**Exercise aim:** Determine the number of lines in the data that contain "JSON". Answer with that number only.

**Source material:**

○ ○ ○ ○

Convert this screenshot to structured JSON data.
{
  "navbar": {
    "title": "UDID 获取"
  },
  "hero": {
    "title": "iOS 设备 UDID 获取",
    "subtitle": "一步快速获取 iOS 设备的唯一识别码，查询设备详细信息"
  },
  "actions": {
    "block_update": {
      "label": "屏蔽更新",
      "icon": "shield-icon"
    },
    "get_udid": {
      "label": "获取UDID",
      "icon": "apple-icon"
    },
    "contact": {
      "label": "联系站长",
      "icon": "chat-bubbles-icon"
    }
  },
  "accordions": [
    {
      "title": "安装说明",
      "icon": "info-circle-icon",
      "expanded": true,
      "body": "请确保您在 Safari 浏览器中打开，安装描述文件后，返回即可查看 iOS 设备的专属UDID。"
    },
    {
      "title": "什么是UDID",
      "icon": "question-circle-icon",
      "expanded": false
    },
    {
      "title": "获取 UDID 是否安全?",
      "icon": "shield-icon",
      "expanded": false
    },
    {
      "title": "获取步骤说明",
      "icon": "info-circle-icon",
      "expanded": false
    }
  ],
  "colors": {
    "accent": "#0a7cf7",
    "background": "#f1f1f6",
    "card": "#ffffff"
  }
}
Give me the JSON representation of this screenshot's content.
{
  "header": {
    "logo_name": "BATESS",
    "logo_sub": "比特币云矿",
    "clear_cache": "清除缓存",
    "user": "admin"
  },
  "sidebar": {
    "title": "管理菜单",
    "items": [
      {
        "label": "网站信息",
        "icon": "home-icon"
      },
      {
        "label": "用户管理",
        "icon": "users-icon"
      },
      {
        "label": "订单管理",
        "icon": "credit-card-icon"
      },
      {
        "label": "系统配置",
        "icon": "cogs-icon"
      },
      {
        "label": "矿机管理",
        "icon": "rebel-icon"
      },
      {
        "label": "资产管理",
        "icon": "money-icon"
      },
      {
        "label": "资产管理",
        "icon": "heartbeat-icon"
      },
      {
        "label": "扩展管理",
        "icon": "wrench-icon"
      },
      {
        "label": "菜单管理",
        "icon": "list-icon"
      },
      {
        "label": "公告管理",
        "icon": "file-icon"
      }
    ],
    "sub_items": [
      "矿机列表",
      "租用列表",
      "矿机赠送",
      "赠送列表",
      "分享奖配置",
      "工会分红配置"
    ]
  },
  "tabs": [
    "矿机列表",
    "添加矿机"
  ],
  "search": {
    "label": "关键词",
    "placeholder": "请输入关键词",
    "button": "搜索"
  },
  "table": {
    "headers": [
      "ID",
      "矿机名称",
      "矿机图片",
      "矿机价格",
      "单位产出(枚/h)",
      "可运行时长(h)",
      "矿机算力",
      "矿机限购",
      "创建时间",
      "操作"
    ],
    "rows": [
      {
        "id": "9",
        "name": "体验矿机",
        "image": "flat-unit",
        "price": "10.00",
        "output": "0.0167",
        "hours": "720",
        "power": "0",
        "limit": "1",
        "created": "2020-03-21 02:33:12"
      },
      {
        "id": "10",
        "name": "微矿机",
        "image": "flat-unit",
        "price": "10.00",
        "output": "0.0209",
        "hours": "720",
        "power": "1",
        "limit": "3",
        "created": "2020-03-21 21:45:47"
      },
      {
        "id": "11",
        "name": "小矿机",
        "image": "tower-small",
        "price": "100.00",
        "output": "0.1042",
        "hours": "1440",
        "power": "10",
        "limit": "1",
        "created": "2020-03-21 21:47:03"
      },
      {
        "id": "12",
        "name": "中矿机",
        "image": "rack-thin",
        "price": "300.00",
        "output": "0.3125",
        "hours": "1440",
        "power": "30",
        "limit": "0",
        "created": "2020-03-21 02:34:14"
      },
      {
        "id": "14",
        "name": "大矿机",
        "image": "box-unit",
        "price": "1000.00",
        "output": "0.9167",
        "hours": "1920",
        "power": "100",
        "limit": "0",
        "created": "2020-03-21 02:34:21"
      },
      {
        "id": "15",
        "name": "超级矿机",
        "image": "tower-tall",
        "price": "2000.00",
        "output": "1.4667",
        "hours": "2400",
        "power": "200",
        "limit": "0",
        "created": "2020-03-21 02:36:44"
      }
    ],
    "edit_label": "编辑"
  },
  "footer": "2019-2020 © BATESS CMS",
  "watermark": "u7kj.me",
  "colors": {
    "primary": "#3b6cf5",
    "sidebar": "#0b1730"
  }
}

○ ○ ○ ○

**Exercise solution:** 2